[Data about app and page elements]
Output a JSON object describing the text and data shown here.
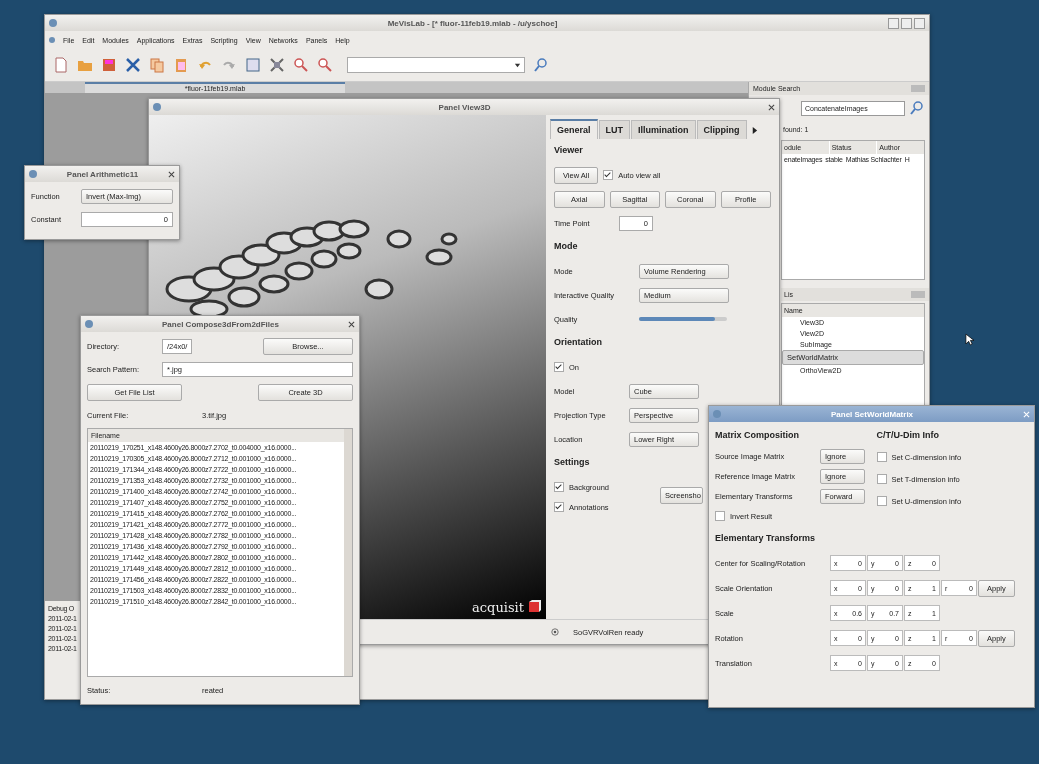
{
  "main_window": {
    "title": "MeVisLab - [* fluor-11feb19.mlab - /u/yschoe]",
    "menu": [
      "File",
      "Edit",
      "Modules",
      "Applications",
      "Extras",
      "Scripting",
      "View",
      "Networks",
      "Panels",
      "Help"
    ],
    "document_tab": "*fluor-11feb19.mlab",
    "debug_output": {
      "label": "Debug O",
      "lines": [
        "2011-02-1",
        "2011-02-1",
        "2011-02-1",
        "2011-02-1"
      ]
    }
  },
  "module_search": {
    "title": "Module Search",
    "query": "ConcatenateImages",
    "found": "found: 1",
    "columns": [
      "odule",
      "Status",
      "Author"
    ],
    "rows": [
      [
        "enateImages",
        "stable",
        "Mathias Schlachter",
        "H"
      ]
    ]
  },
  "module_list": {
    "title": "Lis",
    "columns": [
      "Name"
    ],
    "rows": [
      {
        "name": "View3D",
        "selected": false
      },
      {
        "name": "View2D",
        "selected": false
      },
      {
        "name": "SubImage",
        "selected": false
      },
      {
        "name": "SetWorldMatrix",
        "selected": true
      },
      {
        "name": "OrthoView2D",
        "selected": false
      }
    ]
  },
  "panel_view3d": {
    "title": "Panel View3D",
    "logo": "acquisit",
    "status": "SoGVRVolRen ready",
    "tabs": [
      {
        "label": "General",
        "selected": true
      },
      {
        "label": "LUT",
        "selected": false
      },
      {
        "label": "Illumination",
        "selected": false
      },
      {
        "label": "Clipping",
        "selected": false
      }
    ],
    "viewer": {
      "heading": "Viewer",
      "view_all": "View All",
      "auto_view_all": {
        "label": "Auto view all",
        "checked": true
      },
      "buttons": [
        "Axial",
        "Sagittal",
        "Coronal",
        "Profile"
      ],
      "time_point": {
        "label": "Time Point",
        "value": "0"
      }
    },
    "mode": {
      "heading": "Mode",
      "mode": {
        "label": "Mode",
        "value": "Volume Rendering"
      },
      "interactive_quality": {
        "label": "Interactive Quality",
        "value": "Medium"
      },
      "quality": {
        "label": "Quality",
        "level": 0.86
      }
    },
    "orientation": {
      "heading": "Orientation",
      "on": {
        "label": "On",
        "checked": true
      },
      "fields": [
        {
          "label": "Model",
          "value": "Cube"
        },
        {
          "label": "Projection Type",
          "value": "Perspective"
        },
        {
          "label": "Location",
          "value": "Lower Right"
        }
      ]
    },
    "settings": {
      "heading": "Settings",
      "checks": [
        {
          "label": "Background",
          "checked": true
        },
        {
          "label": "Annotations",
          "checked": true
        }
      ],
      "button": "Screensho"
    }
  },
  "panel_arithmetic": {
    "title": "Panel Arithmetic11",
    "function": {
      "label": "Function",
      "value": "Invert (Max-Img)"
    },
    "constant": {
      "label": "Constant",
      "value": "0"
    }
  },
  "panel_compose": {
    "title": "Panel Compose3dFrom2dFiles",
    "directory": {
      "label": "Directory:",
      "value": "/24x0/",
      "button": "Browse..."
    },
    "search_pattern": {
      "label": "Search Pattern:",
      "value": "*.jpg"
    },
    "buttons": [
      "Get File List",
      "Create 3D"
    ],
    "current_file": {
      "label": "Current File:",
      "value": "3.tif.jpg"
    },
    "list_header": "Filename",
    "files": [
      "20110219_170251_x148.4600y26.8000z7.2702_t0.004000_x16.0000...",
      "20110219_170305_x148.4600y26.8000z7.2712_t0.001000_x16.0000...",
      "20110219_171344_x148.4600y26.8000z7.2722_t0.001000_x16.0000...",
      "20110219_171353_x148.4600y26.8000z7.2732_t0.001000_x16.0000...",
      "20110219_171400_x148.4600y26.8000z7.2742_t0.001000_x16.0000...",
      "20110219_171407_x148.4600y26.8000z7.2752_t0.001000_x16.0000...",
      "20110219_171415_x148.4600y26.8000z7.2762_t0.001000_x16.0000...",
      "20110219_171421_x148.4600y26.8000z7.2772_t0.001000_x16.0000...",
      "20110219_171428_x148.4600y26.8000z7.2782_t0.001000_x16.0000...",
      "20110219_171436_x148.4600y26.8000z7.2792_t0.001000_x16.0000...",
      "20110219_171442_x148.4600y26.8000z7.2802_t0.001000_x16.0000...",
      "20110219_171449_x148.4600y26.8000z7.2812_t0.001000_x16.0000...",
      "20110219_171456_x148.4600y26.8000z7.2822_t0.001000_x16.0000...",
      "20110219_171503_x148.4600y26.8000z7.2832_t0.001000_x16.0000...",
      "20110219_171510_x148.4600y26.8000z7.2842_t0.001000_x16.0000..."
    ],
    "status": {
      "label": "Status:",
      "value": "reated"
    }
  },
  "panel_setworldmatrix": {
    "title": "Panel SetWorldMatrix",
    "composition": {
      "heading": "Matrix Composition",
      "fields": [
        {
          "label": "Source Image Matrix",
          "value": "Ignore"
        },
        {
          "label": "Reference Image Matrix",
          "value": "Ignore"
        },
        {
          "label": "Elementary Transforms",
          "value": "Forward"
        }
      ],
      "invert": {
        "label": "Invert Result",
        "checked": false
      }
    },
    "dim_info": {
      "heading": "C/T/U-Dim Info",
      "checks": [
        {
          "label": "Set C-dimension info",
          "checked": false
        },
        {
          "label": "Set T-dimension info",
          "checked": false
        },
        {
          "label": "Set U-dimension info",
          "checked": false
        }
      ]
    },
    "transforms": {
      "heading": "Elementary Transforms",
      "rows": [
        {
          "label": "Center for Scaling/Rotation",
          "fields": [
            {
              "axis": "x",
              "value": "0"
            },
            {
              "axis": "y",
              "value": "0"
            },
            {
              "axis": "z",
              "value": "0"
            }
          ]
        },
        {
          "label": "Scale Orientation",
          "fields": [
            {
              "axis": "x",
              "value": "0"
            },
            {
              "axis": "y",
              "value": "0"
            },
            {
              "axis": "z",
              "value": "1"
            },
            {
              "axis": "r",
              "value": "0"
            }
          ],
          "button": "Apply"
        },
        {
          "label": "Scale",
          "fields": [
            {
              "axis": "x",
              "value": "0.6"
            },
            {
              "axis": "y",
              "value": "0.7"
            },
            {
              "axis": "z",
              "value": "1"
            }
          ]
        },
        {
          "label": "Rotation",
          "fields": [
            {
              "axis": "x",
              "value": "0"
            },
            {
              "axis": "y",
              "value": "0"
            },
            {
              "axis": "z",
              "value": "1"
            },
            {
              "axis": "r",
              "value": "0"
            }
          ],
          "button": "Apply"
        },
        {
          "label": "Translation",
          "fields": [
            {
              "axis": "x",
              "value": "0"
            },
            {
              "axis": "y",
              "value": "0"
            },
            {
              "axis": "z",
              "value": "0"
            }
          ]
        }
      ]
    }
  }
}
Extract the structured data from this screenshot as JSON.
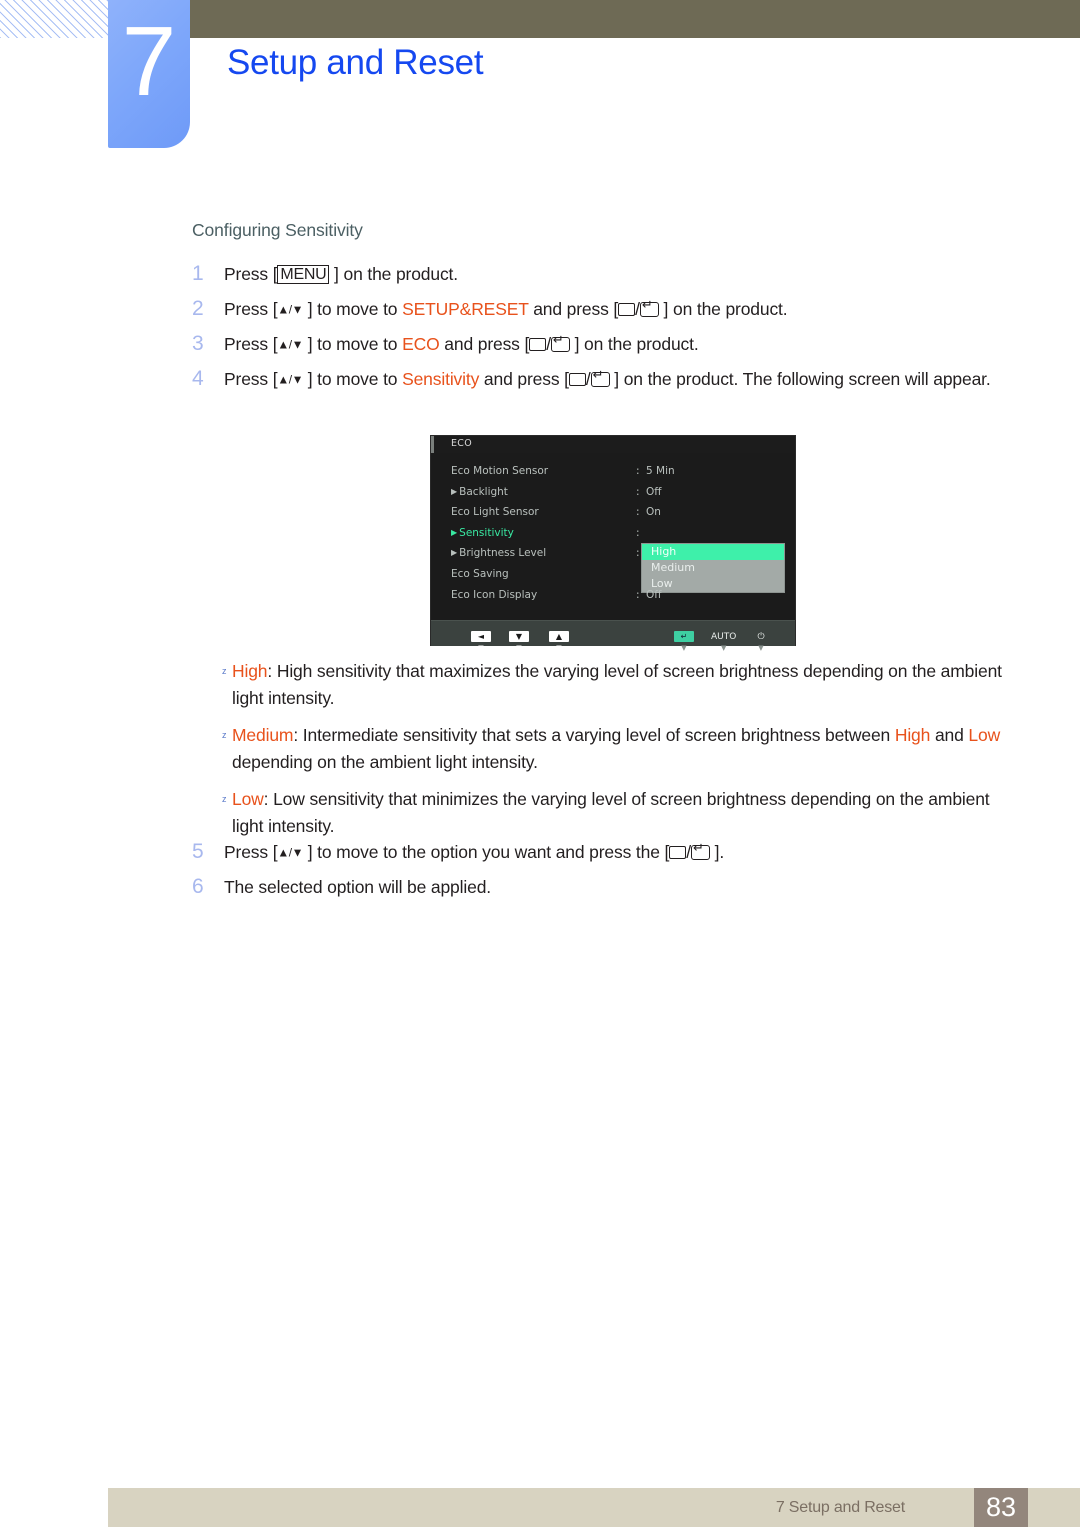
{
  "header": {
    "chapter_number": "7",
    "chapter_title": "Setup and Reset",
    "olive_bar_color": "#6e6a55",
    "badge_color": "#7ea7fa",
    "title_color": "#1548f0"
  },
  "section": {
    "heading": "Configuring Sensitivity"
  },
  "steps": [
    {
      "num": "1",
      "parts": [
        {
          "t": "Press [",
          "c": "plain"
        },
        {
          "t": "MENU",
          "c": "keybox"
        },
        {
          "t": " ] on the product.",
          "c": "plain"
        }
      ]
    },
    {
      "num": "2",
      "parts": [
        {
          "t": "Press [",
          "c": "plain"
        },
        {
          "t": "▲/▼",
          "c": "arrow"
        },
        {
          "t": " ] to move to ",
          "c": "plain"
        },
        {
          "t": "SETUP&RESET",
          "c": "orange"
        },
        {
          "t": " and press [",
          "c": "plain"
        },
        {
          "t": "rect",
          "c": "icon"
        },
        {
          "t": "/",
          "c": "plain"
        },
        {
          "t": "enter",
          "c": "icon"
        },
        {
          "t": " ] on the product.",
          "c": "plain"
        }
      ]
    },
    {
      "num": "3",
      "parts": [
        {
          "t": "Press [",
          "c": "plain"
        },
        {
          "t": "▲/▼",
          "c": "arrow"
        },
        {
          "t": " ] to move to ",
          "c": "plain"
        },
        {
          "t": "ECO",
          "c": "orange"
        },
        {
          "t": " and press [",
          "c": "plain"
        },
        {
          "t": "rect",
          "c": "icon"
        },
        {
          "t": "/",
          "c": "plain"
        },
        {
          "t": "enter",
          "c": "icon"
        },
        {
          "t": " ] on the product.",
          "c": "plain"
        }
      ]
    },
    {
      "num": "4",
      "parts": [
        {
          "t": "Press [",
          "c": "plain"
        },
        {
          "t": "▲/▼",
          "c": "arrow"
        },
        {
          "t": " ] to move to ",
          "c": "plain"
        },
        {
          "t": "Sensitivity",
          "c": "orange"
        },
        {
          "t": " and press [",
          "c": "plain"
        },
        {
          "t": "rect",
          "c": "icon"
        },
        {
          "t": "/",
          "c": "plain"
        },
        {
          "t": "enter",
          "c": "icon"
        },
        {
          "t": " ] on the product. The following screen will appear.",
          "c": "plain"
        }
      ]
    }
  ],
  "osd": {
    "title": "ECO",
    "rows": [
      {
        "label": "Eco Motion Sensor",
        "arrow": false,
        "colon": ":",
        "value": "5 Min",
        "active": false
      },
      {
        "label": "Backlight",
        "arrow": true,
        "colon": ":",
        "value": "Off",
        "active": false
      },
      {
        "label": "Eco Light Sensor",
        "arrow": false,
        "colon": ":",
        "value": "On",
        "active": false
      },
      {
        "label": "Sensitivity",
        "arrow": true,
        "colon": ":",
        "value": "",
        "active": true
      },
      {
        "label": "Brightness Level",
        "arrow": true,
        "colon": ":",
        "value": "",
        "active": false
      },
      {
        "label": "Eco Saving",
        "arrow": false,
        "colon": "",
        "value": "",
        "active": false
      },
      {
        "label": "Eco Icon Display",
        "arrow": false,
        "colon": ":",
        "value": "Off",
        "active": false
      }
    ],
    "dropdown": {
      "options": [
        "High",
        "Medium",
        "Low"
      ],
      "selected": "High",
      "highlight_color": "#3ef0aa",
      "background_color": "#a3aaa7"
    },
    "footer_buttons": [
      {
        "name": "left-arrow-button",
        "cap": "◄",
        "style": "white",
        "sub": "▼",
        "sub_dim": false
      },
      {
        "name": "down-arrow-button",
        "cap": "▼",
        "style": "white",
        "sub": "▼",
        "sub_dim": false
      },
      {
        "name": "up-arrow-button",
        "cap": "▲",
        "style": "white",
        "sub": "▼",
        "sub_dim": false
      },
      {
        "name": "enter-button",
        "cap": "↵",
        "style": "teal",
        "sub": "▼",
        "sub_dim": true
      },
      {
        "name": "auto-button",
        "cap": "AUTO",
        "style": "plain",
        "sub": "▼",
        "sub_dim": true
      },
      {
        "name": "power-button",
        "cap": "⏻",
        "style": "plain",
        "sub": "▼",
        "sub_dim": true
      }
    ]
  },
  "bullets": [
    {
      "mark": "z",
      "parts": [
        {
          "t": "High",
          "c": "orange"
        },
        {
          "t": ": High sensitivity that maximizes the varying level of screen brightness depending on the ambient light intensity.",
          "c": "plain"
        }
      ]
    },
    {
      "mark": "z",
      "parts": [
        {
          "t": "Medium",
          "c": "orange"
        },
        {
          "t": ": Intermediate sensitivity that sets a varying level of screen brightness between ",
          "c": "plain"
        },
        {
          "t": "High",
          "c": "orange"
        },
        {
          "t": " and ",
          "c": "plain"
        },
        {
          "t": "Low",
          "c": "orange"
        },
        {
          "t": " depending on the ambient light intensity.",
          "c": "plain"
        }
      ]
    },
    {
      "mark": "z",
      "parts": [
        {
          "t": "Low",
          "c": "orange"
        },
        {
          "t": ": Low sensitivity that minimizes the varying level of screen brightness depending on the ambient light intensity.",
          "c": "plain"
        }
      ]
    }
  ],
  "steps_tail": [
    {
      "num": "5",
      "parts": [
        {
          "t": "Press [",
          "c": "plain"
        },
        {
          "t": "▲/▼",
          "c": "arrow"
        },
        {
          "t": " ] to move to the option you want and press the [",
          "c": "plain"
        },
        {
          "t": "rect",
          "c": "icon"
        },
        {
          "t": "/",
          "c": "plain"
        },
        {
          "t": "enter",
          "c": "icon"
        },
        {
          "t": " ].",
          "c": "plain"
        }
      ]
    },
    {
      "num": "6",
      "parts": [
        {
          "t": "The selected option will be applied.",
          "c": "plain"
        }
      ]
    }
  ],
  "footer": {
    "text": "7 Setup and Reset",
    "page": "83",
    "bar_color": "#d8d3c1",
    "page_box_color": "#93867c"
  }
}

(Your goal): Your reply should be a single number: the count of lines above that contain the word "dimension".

(Expected answer): 3